ATLANTA - Was Delta Air Lines secretly funding a nonprofit organization fighting a commercial airport in Paulding county? The Georgia Court of Appeals will soon decide if that question should be answered in an ongoing legal battle.
Lawyers for the company trying to expand the Paulding county airport believe it is Delta airlines. They have attorney client logs, draft resolutions written by Delta attorneys, and even a podcast to back up their claim.
But, during arguments before a panel of judges, lawyers argued the Committee to Protect Paulding County has a first amendment right to remain anonymous.
In 2013, the Paulding county commission announced plans to turn its small airport, Silver Comet Field, into one large enough to handle commercial jets.
But, an anonymous grassroots committee appeared on the scene to fight the proposed expansion. And Silver Comet wants to force that committee to identify its financial backer.
“It is Delta who is behind all of this. They are the man behind the curtain who has been pulling the strings,” said Silver comet Terminal Partners lawyer Tony Cochran.
Cochran, arguing before a panel of Georgia Court of Appeals judges, said Delta airlines is the power and money behind the Committee to Protect Paulding County.
“They keep saying they are a grassroots organization. They are AstroTurf manufactured by Delta airlines in the corporate office,” said Cochran.
In 2013 the Paulding commission announced that Silver Comet Terminal Partners would bring commercial jets to the Paulding County airport. An agreement, many in the county, felt was underhanded.
Two years later, a new set of commissioners led by Todd Pownall and Vernon Collett introduced a resolution to effectively kill the expansion.
Ultimately, a law suit was filed by Paulding County against Silver comet Terminal Partners. Silver Comet wants the Committee to Protect Paulding County to identify whether Delta Air Lines financially supported the committee. That issue is now before the Georgia court of appeals.

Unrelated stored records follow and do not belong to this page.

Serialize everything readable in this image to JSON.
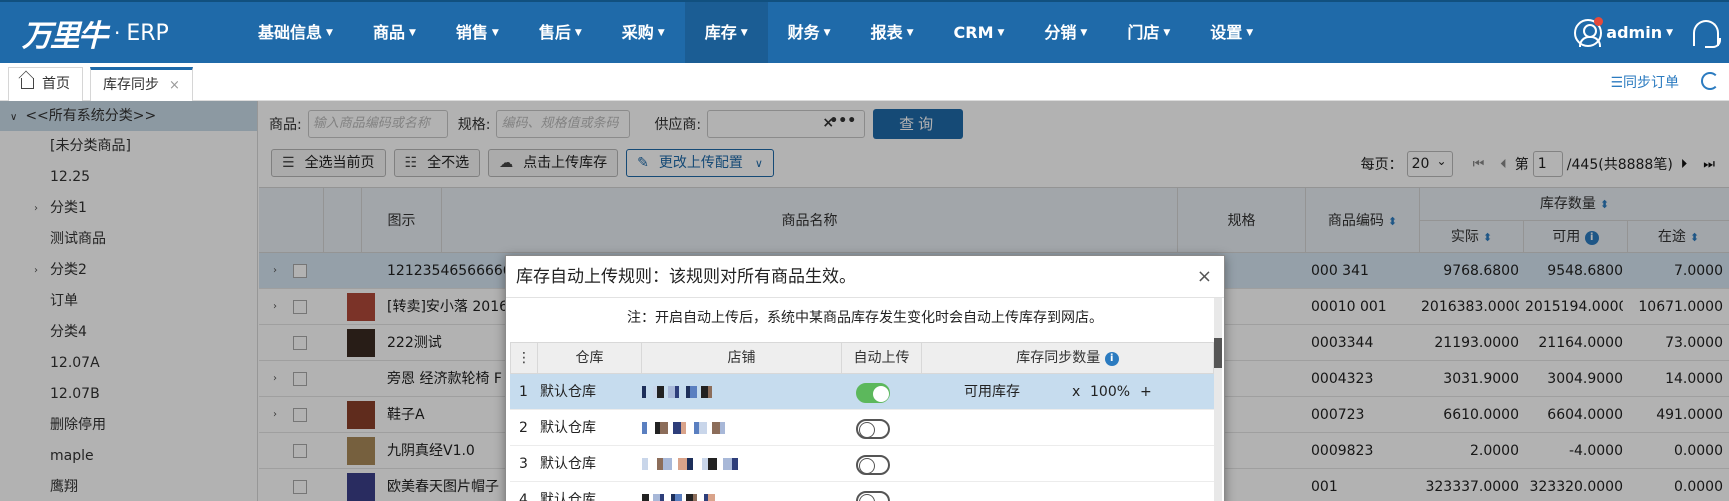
{
  "app": {
    "brand": "万里牛",
    "dot": "·",
    "product": "ERP"
  },
  "nav": {
    "items": [
      "基础信息",
      "商品",
      "销售",
      "售后",
      "采购",
      "库存",
      "财务",
      "报表",
      "CRM",
      "分销",
      "门店",
      "设置"
    ],
    "active_index": 5,
    "user": "admin"
  },
  "tabs": {
    "home": "首页",
    "active": "库存同步",
    "close": "×"
  },
  "toolbar_right": {
    "sync_order": "☰同步订单"
  },
  "sidebar": {
    "root": "<<所有系统分类>>",
    "items": [
      {
        "label": "[未分类商品]",
        "expandable": false
      },
      {
        "label": "12.25",
        "expandable": false
      },
      {
        "label": "分类1",
        "expandable": true
      },
      {
        "label": "测试商品",
        "expandable": false
      },
      {
        "label": "分类2",
        "expandable": true
      },
      {
        "label": "订单",
        "expandable": false
      },
      {
        "label": "分类4",
        "expandable": false
      },
      {
        "label": "12.07A",
        "expandable": false
      },
      {
        "label": "12.07B",
        "expandable": false
      },
      {
        "label": "删除停用",
        "expandable": false
      },
      {
        "label": "maple",
        "expandable": false
      },
      {
        "label": "鹰翔",
        "expandable": false
      }
    ]
  },
  "filters": {
    "product_label": "商品:",
    "product_placeholder": "输入商品编码或名称",
    "spec_label": "规格:",
    "spec_placeholder": "编码、规格值或条码",
    "supplier_label": "供应商:",
    "supplier_clear": "×",
    "supplier_more": "•••",
    "query_button": "查询"
  },
  "actions": {
    "select_page": "全选当前页",
    "deselect_all": "全不选",
    "upload_stock": "点击上传库存",
    "change_upload_config": "更改上传配置"
  },
  "pager": {
    "per_page_label": "每页：",
    "per_page": "20",
    "page_label": "第",
    "page": "1",
    "total": "/445(共8888笔)"
  },
  "grid": {
    "headers": {
      "image": "图示",
      "name": "商品名称",
      "spec": "规格",
      "code": "商品编码",
      "stock": "库存数量",
      "actual": "实际",
      "available": "可用",
      "transit": "在途"
    },
    "rows": [
      {
        "expandable": true,
        "thumb": "",
        "name": "12123546566666",
        "code": "000 341",
        "actual": "9768.6800",
        "available": "9548.6800",
        "transit": "7.0000"
      },
      {
        "expandable": true,
        "thumb": "#b04a3a",
        "name": "[转卖]安小落 2016",
        "code": "00010 001",
        "actual": "2016383.0000",
        "available": "2015194.0000",
        "transit": "10671.0000"
      },
      {
        "expandable": false,
        "thumb": "#3a2a22",
        "name": "222测试",
        "code": "0003344",
        "actual": "21193.0000",
        "available": "21164.0000",
        "transit": "73.0000"
      },
      {
        "expandable": true,
        "thumb": "",
        "name": "旁恩 经济款轮椅 F",
        "code": "0004323",
        "actual": "3031.9000",
        "available": "3004.9000",
        "transit": "14.0000"
      },
      {
        "expandable": true,
        "thumb": "#8a3f2a",
        "name": "鞋子A",
        "code": "000723",
        "actual": "6610.0000",
        "available": "6604.0000",
        "transit": "491.0000"
      },
      {
        "expandable": false,
        "thumb": "#a98a5a",
        "name": "九阴真经V1.0",
        "code": "0009823",
        "actual": "2.0000",
        "available": "-4.0000",
        "transit": "0.0000"
      },
      {
        "expandable": false,
        "thumb": "#3b3f8a",
        "name": "欧美春天图片帽子",
        "code": "001",
        "actual": "323337.0000",
        "available": "323320.0000",
        "transit": "0.0000"
      }
    ]
  },
  "modal": {
    "title": "库存自动上传规则：该规则对所有商品生效。",
    "close": "×",
    "note": "注：开启自动上传后，系统中某商品库存发生变化时会自动上传库存到网店。",
    "headers": {
      "menu": "⋮",
      "warehouse": "仓库",
      "shop": "店铺",
      "auto_upload": "自动上传",
      "sync_qty": "库存同步数量"
    },
    "rows": [
      {
        "no": "1",
        "warehouse": "默认仓库",
        "auto": true,
        "stock_type": "可用库存",
        "times": "x",
        "percent": "100%",
        "plus": "+"
      },
      {
        "no": "2",
        "warehouse": "默认仓库",
        "auto": false,
        "stock_type": "",
        "times": "",
        "percent": "",
        "plus": ""
      },
      {
        "no": "3",
        "warehouse": "默认仓库",
        "auto": false,
        "stock_type": "",
        "times": "",
        "percent": "",
        "plus": ""
      },
      {
        "no": "4",
        "warehouse": "默认仓库",
        "auto": false,
        "stock_type": "",
        "times": "",
        "percent": "",
        "plus": ""
      }
    ]
  },
  "colors": {
    "nav": "#1f6aa9",
    "accent": "#2b7bc0",
    "toggle_on": "#5cb85c",
    "selected_row": "#c6dcee"
  }
}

The committee attorney, Tippi Burch, told judges the committee is entitled, under the 1st amendment, to participate and have anonymous speech.
Burch argued the first amendment protects anyone who sets up a grassroots nonprofit like the Committee to Protect Paulding County. Especially in a high profile political battle.
“You can certainly see where there are situations, including this one where you may not want the community to know what side of an issue you fall on,” said Burch.
Tony Cochran, Silver Comet's attorney argued the committee supported new anti-airport expansion commissioners and then helped those commissioners craft legislation to kill the deal.
“Chip Lake said there wasn't but one purpose of this committee. Kill commercial service,” said Cochran.
But attorney Don Geary, representing the treasurer of the committee, argued it doesn't matter who created the committee. His reasoning: because the Paulding county commission - not the committee - voted to effectively kill the airport expansion.
“All they want to do, as the judge, they want to get into court and they want to scream. Delta, the big corporation stopped Paulding County from getting rich. They want to do David and Goliath,” Geary said after the hearing.
A ruling is not expected for four or five months. All three of the Paulding County Commissioners who voted to effectively kill the airport expansion face opposition in the upcoming primary.